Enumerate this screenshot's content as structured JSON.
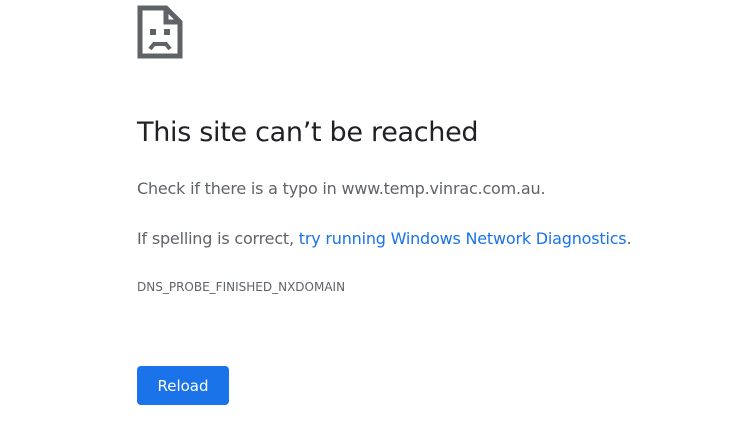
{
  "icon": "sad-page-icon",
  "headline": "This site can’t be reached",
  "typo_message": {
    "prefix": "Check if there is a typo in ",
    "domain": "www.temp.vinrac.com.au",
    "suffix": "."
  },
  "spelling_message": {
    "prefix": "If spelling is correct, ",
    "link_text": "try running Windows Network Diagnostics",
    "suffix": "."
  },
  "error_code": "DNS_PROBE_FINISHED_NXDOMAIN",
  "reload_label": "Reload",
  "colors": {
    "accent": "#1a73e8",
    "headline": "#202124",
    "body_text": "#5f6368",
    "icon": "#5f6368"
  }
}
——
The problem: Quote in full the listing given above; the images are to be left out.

Result of the exercise:
Enumerate this screenshot's content as structured JSON.
{
  "icon": "sad-page-icon",
  "headline": "This site can’t be reached",
  "typo_message": {
    "prefix": "Check if there is a typo in ",
    "domain": "www.temp.vinrac.com.au",
    "suffix": "."
  },
  "spelling_message": {
    "prefix": "If spelling is correct, ",
    "link_text": "try running Windows Network Diagnostics",
    "suffix": "."
  },
  "error_code": "DNS_PROBE_FINISHED_NXDOMAIN",
  "reload_label": "Reload",
  "colors": {
    "accent": "#1a73e8",
    "headline": "#202124",
    "body_text": "#5f6368",
    "icon": "#5f6368"
  }
}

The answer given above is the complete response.